Before heading to another trail in Unity (of which there are several), we decided to backtrack and take some photos of the plants we suspected were the cause of our pain. In comparing these photos to plant guides later, I found that we had stumbled upon a patch of stinging nettle, latin name Urtica dioica, which indeed can cause extreme itching or stinging, as its name implies.
The plants are covered with small hairs that release toxins.
“Each hair is made up of a narrow, tapering, closed cell and a sac-like base filled with fluid. When you bump into Urtica, the tip breaks off, producing a sharp point that can penetrate the skin. This also compresses the sac-like base and forces the fluid under the skin,” wrote Arthur Haines in “Ancestral Plants: A Primitive Skills Guide to Important Edible, Medicinal, and Useful Plants.”
The fluid contains histamines and acetylcholines, chemicals that create a painful, itchy sensation, according to Haines.
Native to Maine, stinging nettle is common and usually grows in forests by rivers, so it would make sense that we found a patch of it by Unity’s Sandy Stream.
If you want to watch out for it, I’d study photographs. Though it’s tall, it’s not flashy. Its green teardrop-shaped leaves have jagged edges and grow opposite of each other up one central stem. The plant also grows strings of small white flowers, which mature as small, dry, seed-like fruits. And if you look close, the small white hairs on the plant are certainly visible.
While these plants can cause temporary irritation, they have a history of being used to treat a variety of ailments. In fact, many Native American tribes used stinging nettle as a medicinal plant, according to Haines.
“There are actually some people with arthritis that get relief from the arthritis by getting stung by stinging nettle,” says Glen Mittelhauser, director of the Maine Natural History Observatory in Gouldsboro and author of “Sedges of Maine – A Field Guide to Cyperaceae” and “The Plants of Acadia National Park.”

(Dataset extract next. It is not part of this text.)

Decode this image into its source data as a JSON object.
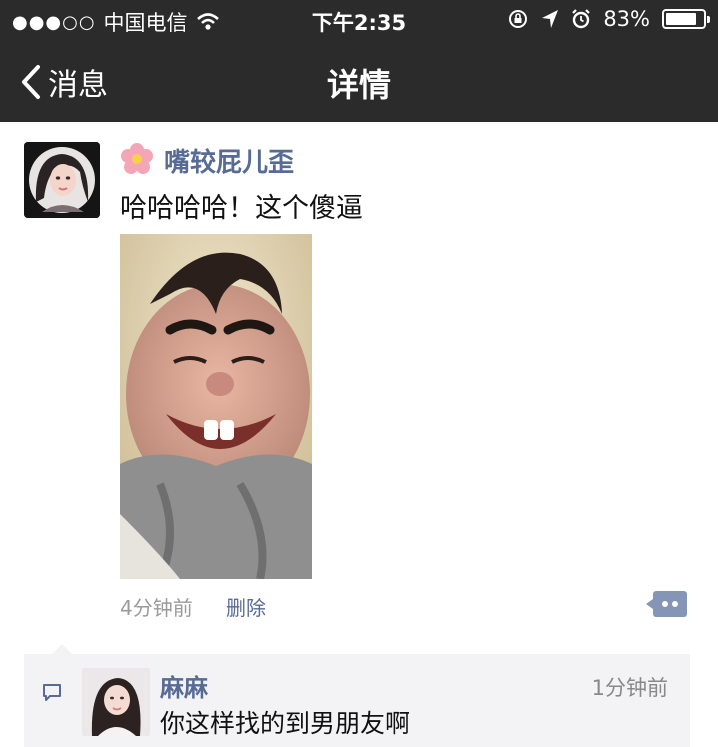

“One of the reasons I know about this plant is I have hay fever — grass pollen mostly sets me off — and stinging nettle offers some relief to people with hay fever if brewed as a tea,” Mittelhauser said.

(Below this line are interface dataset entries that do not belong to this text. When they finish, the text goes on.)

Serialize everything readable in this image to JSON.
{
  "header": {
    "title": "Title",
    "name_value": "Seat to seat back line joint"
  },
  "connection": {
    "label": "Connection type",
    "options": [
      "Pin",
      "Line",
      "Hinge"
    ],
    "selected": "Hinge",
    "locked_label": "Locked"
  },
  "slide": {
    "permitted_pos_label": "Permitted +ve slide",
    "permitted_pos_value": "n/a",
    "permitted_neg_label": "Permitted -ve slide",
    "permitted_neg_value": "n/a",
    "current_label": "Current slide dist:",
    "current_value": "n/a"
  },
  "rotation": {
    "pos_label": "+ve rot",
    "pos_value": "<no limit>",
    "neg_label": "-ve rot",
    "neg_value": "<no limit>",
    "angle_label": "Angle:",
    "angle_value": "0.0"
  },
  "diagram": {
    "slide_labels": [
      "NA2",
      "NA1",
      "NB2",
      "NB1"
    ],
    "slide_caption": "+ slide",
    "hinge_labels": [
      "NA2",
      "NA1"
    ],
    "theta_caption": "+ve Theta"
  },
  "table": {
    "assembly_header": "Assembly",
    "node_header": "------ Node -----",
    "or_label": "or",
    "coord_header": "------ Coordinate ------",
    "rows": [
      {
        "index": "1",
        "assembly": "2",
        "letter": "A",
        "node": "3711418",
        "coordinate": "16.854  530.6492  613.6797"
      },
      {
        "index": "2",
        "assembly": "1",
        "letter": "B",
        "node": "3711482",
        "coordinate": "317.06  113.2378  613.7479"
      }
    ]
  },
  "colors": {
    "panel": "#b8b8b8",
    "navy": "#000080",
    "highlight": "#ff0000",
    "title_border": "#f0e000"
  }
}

According to Haines, the plant can also be used to help combat gingivitis and halitosis. Taken for prolonged periods, it can also be useful for treating eczema, hemorrhaging and diarrhea, kidney infections and kidney stones, bronchitis and asthma. And stinging nettle teas are known to strengthen and support the body and promote relaxation.
In addition, stinging nettle is an ideal plant to make cordage, such as bow-drill strings for friction fires, according to Haines. Strong cordage can be made from its dried stems in the fall.
“You can cook it up as a green as well,” said Mittelhauser. “When you boil it, the needles, the sharp hairs that the toxin is in, get broken down.
So in the end, it seems that stinging nettle, as troublesome as it can be, has the potential to do a lot more good than bad.
The bumps it caused on my legs disappeared after about an hour, and now that I actually know what happened, the whole debacle is actually a bit comical.
While stinging nettle is annoying, it’s not as bad as poison ivy, which can leave a painful rash that’s been known to leave scars. Also in Maine is a plant called cow parsnip, which can cause skin to blister.
“Cow parsnip is actually phototoxic, which means it actually needs the sun to activate,” says Mittelhauser, who is currently working on a Maine island where cow parsnip is growing. “So if you get its sap on your hands or anywhere, it can react and raise some major welts that for some folks last for years.”
Fortunately, Mittelhauser hasn’t had any bad reactions to cow parsnip. Some people are more sensitive to certain toxins than others. That explains why my skin developed bumps from the stinging nettle while Derek’s skin did not. (His leg hair may have also helped protect him.)
To recover from our run-in with stinging nettle, Derek, Oreo and I visited the nearby Triplet Park on Wood Lane in Unity, where we basked in the sun and enjoyed the flower gardens. We’d had enough of the woods for the day.